It was her turn to look confused. She slowly closed her book still holding her smile firmly in place because that’s her practice paying off. “Pardon?”
Now, I grinned, tilted my head slightly and folded my hands in front of me. “I just wondered if you had gone to the polls and helped make Donald Trump our President.”
She laughed nervously, “Well, that’s not the conversation I came to have, but maybe another-”
“No, you knocked on my door. You asked me, a complete stranger to you, where I assigned my faith and put it into practice in my life. A conversation works two ways. Simple yes or no.” I tried not to sound aggressive. I wasn’t trying to be rude, it was actually the first question that came to mind rather than an answer to hers.
She took a step backward, her smile was gone. “I did, just as many others did, because I listen for God, and if we listen, we hear him lead us.” She started opening her book again, “I’d like to read you a scripture that discusses The Lord speaking to us if only we open our hearts to him.”

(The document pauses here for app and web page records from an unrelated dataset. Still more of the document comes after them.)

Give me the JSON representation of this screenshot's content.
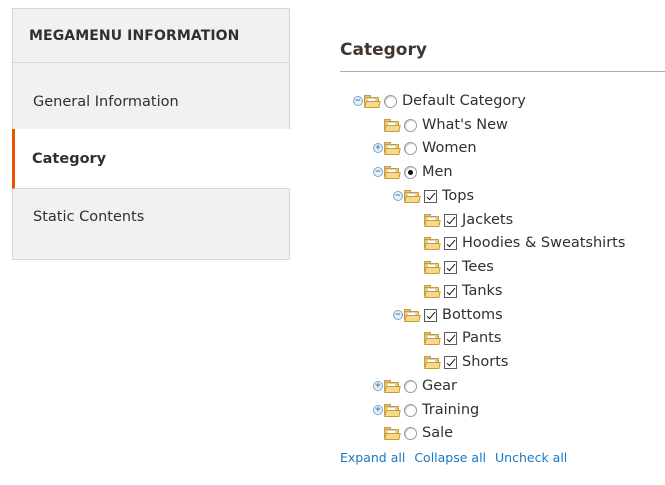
{
  "sidebar": {
    "title": "MEGAMENU INFORMATION",
    "tabs": [
      {
        "label": "General Information"
      },
      {
        "label": "Category"
      },
      {
        "label": "Static Contents"
      }
    ],
    "active_tab": "Category",
    "accent_color": "#eb5202"
  },
  "main": {
    "title": "Category",
    "tree": [
      {
        "label": "Default Category",
        "toggle": "minus",
        "control": "radio",
        "checked": false
      },
      {
        "label": "What's New",
        "toggle": "none",
        "control": "radio",
        "checked": false
      },
      {
        "label": "Women",
        "toggle": "plus",
        "control": "radio",
        "checked": false
      },
      {
        "label": "Men",
        "toggle": "minus",
        "control": "radio",
        "checked": true
      },
      {
        "label": "Tops",
        "toggle": "minus",
        "control": "checkbox",
        "checked": true
      },
      {
        "label": "Jackets",
        "toggle": "none",
        "control": "checkbox",
        "checked": true
      },
      {
        "label": "Hoodies & Sweatshirts",
        "toggle": "none",
        "control": "checkbox",
        "checked": true
      },
      {
        "label": "Tees",
        "toggle": "none",
        "control": "checkbox",
        "checked": true
      },
      {
        "label": "Tanks",
        "toggle": "none",
        "control": "checkbox",
        "checked": true
      },
      {
        "label": "Bottoms",
        "toggle": "minus",
        "control": "checkbox",
        "checked": true
      },
      {
        "label": "Pants",
        "toggle": "none",
        "control": "checkbox",
        "checked": true
      },
      {
        "label": "Shorts",
        "toggle": "none",
        "control": "checkbox",
        "checked": true
      },
      {
        "label": "Gear",
        "toggle": "plus",
        "control": "radio",
        "checked": false
      },
      {
        "label": "Training",
        "toggle": "plus",
        "control": "radio",
        "checked": false
      },
      {
        "label": "Sale",
        "toggle": "none",
        "control": "radio",
        "checked": false
      }
    ],
    "actions": {
      "expand_all": "Expand all",
      "collapse_all": "Collapse all",
      "uncheck_all": "Uncheck all"
    },
    "link_color": "#1979c3"
  }
}
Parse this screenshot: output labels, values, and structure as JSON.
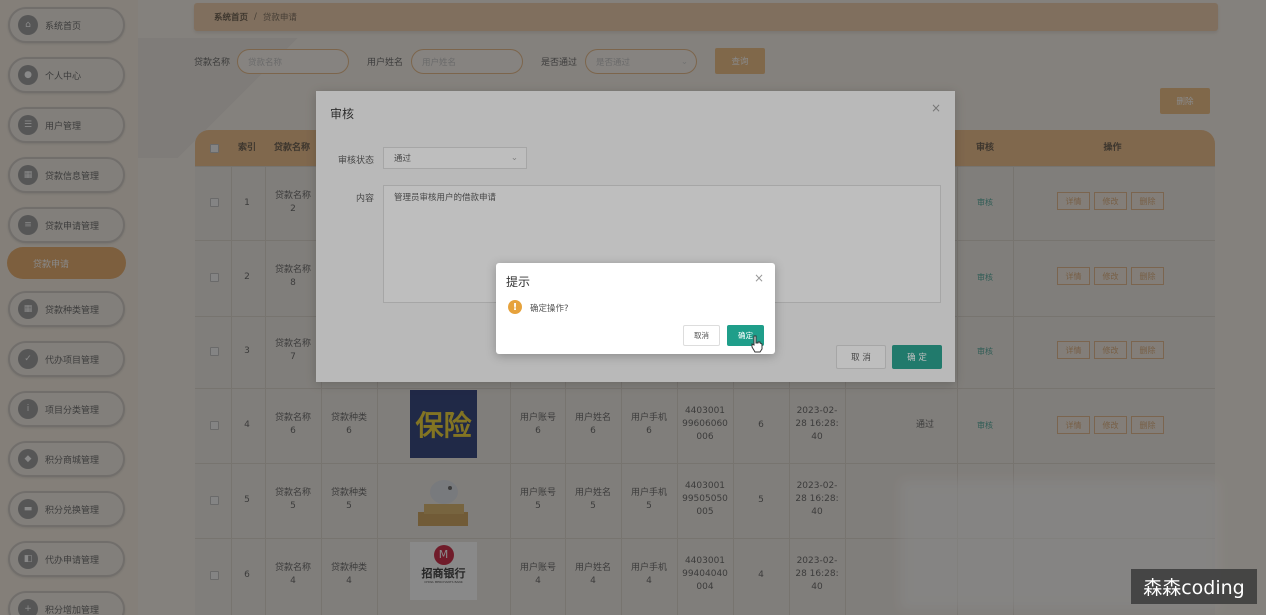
{
  "sidebar": {
    "items": [
      {
        "label": "系统首页",
        "icon": "home-icon"
      },
      {
        "label": "个人中心",
        "icon": "user-icon"
      },
      {
        "label": "用户管理",
        "icon": "users-icon"
      },
      {
        "label": "贷款信息管理",
        "icon": "grid-icon"
      },
      {
        "label": "贷款申请管理",
        "icon": "list-icon"
      },
      {
        "label": "贷款种类管理",
        "icon": "grid-icon"
      },
      {
        "label": "代办项目管理",
        "icon": "check-icon"
      },
      {
        "label": "项目分类管理",
        "icon": "info-icon"
      },
      {
        "label": "积分商城管理",
        "icon": "cart-icon"
      },
      {
        "label": "积分兑换管理",
        "icon": "chat-icon"
      },
      {
        "label": "代办申请管理",
        "icon": "tag-icon"
      },
      {
        "label": "积分增加管理",
        "icon": "plus-icon"
      }
    ],
    "subitem": "贷款申请"
  },
  "breadcrumb": {
    "home": "系统首页",
    "sep": "/",
    "current": "贷款申请"
  },
  "filters": {
    "loan_name_label": "贷款名称",
    "loan_name_placeholder": "贷款名称",
    "user_name_label": "用户姓名",
    "user_name_placeholder": "用户姓名",
    "passed_label": "是否通过",
    "passed_placeholder": "是否通过",
    "query": "查询",
    "delete": "删除"
  },
  "table": {
    "headers": {
      "index": "索引",
      "loan_name": "贷款名称",
      "audit": "审核",
      "actions": "操作"
    },
    "rows": [
      {
        "index": "1",
        "loan_name": "贷款名称\n2",
        "audit": "审核"
      },
      {
        "index": "2",
        "loan_name": "贷款名称\n8",
        "audit": "审核"
      },
      {
        "index": "3",
        "loan_name": "贷款名称\n7",
        "audit": "审核"
      },
      {
        "index": "4",
        "loan_name": "贷款名称\n6",
        "loan_type": "贷款种类\n6",
        "account": "用户账号\n6",
        "user": "用户姓名\n6",
        "phone": "用户手机\n6",
        "idno": "4403001\n99606060\n006",
        "num": "6",
        "time": "2023-02-\n28 16:28:\n40",
        "status": "通过",
        "audit": "审核"
      },
      {
        "index": "5",
        "loan_name": "贷款名称\n5",
        "loan_type": "贷款种类\n5",
        "account": "用户账号\n5",
        "user": "用户姓名\n5",
        "phone": "用户手机\n5",
        "idno": "4403001\n99505050\n005",
        "num": "5",
        "time": "2023-02-\n28 16:28:\n40"
      },
      {
        "index": "6",
        "loan_name": "贷款名称\n4",
        "loan_type": "贷款种类\n4",
        "account": "用户账号\n4",
        "user": "用户姓名\n4",
        "phone": "用户手机\n4",
        "idno": "4403001\n99404040\n004",
        "num": "4",
        "time": "2023-02-\n28 16:28:\n40"
      }
    ],
    "op": {
      "detail": "详情",
      "edit": "修改",
      "del": "删除"
    },
    "img_text": {
      "insurance": "保险",
      "bank": "招商银行",
      "bank_en": "CHINA MERCHANTS BANK"
    }
  },
  "dialog": {
    "title": "审核",
    "status_label": "审核状态",
    "status_value": "通过",
    "content_label": "内容",
    "content_value": "管理员审核用户的借款申请",
    "cancel": "取 消",
    "confirm": "确 定"
  },
  "message": {
    "title": "提示",
    "text": "确定操作?",
    "cancel": "取消",
    "confirm": "确定"
  },
  "watermark": "森森coding",
  "colors": {
    "accent": "#eab57c",
    "teal": "#1f9e8a",
    "warn": "#e6a23c"
  }
}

I felt a swell in my chest as I spoke. “I’m a transgender person.” I said. “I come from a family of immigrants. I have two lesbian Mothers who are Witches that took me in because my own turned me away.”
She frowned, “Aww…” she said with pity. I expected her to apologize, as if I’d incurred some hardship that fetched her sympathy.”

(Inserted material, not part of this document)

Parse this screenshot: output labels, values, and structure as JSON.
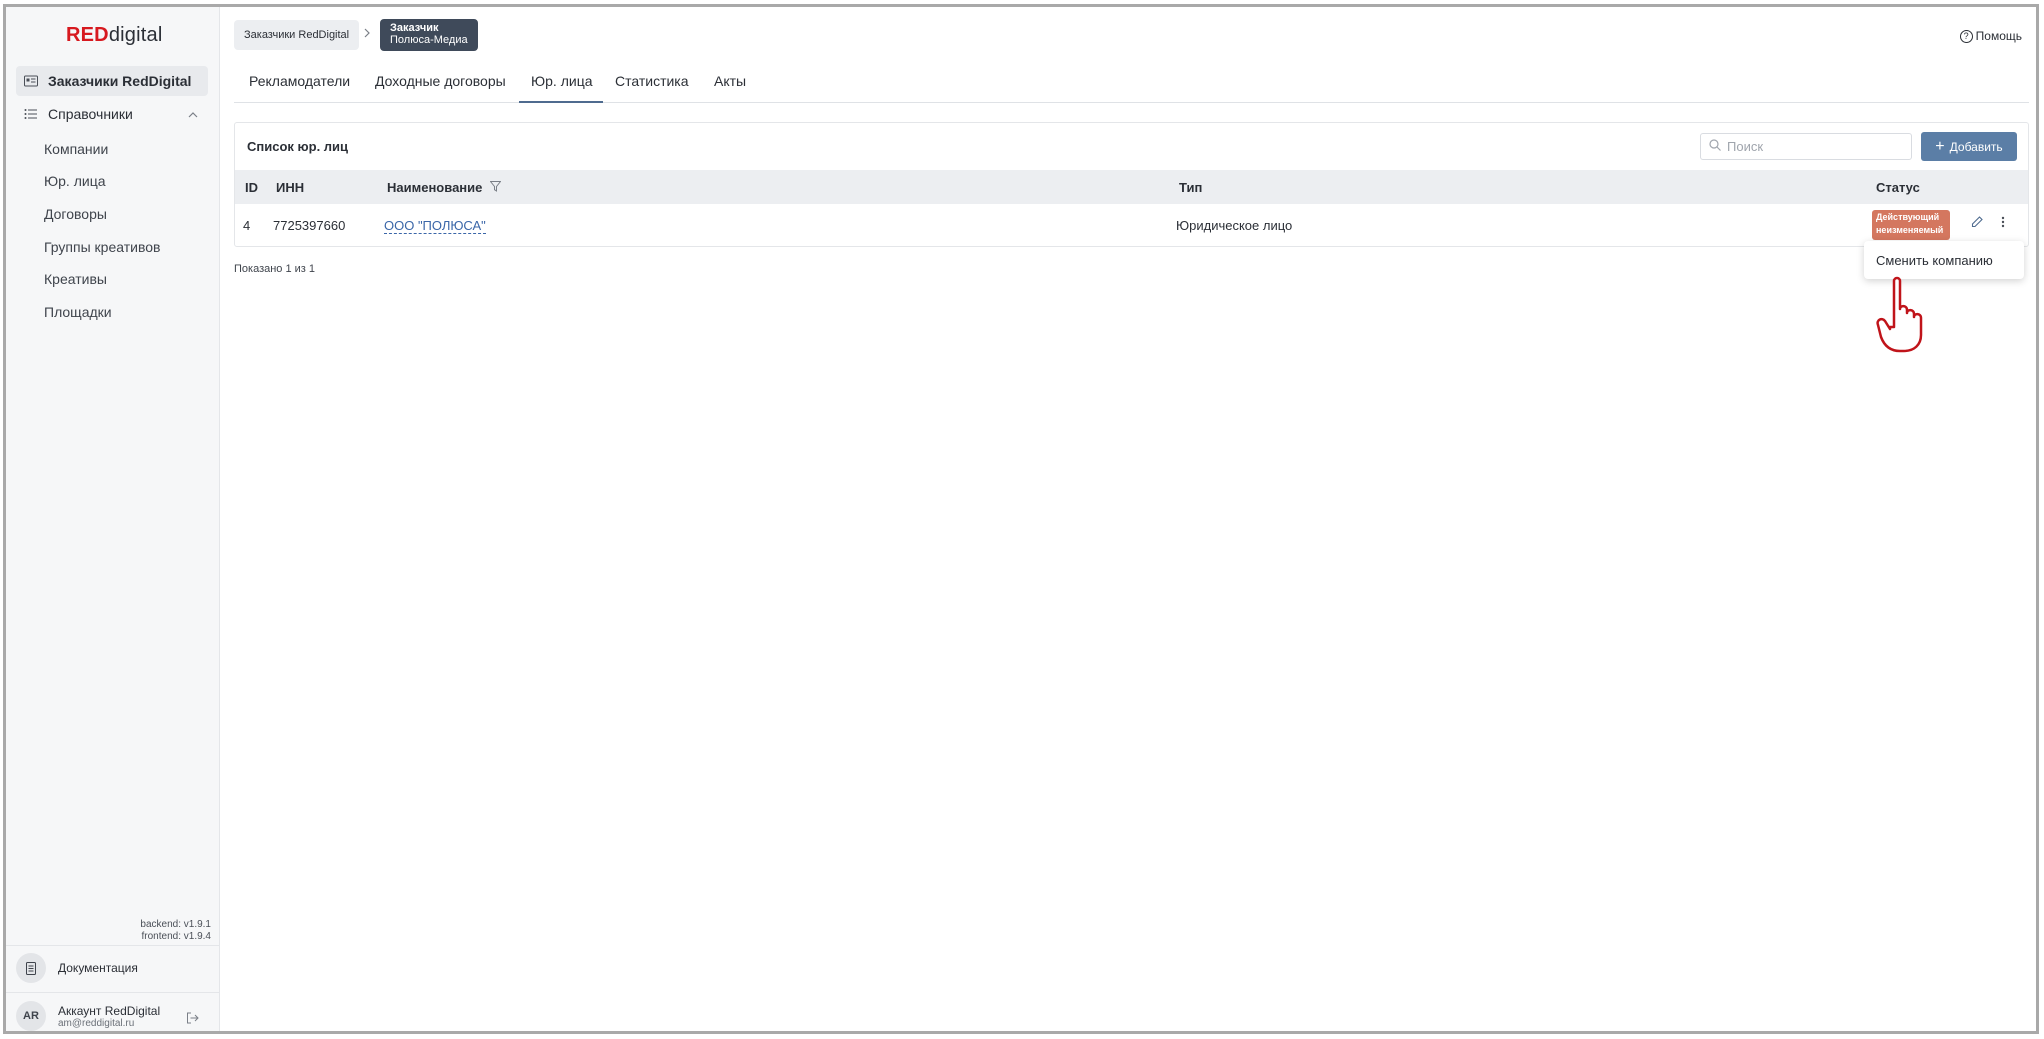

I didn’t let her. “People like you voted to make my life hell. You subscribe to a belief system, and it’s not Christianity. It’s elitism. You want a world that reflects your view and accepts only people who share it, thereby placing people like me and those I love in a place where we are vulnerable to losing our human rights; You voted for a man whose absence of conscience subjects me and millions of others to abuse at the hands of those who claim to be Christian… So, be honest, you’re here to ask me to join you in this violent army you’re waging against everyone who doesn’t think like you do.”
She twisted on one foot, “Thank you for your time.” She said, without even a pang of regret. It was like we had just traded recipes. She had no emotional response to speak of.
I walked to the edge of my porch steps… “You’re welcome to stay and give your pitch. I’ll listen- if you’ll explain why everything Christians have done in the name of that book contradicts what it teaches.”
She didn’t take me up on the offer. Instead, she made her way to her beige car in the driveway. I didn’t watch her leave. I turned around and walked back into my house, my heart was thudding like a drum in my chest. I wasn’t angry, but rather exhausted. Part of me wished she had stayed to provide me that elusive clarity on why Christians have become much more known for their racism, alt-right violence and proud bigotry than their penchant for empathy, kindness and generosity.
At least Benny Hinn slapped people with his tailored dinner jacket promising to heal them. Despite being proved a fraud years later, it was back when Christians hid their criminal indiscretions and venomous hatred beneath promises of hope and salvation.
I’m not an atheist, full disclosure. I believe in something greater. The extent and details of that is intended for me, as part of my journey- not to impose it on others. I don’t need my faith in order to be a good person. I don’t need to be blackmailed with threats of eternal agony in a pit of hellfire in order to be cognoscente of how my actions and words effect others. I know the difference between right and wrong in the context of my own behavior instead of reducing it to good and evil while condemning other for believing differently.
It didn’t take courage for that woman to knock on my door. It took a sense of entitlement and a ridiculous expectation that I should listen and consume; That I would enthusiastically join her organization of which I, myself, have been targeted by.
If she learned anything at all from our short chat, it wasn’t due to anything I said… It was only skip to the house in the swamp on her next mission.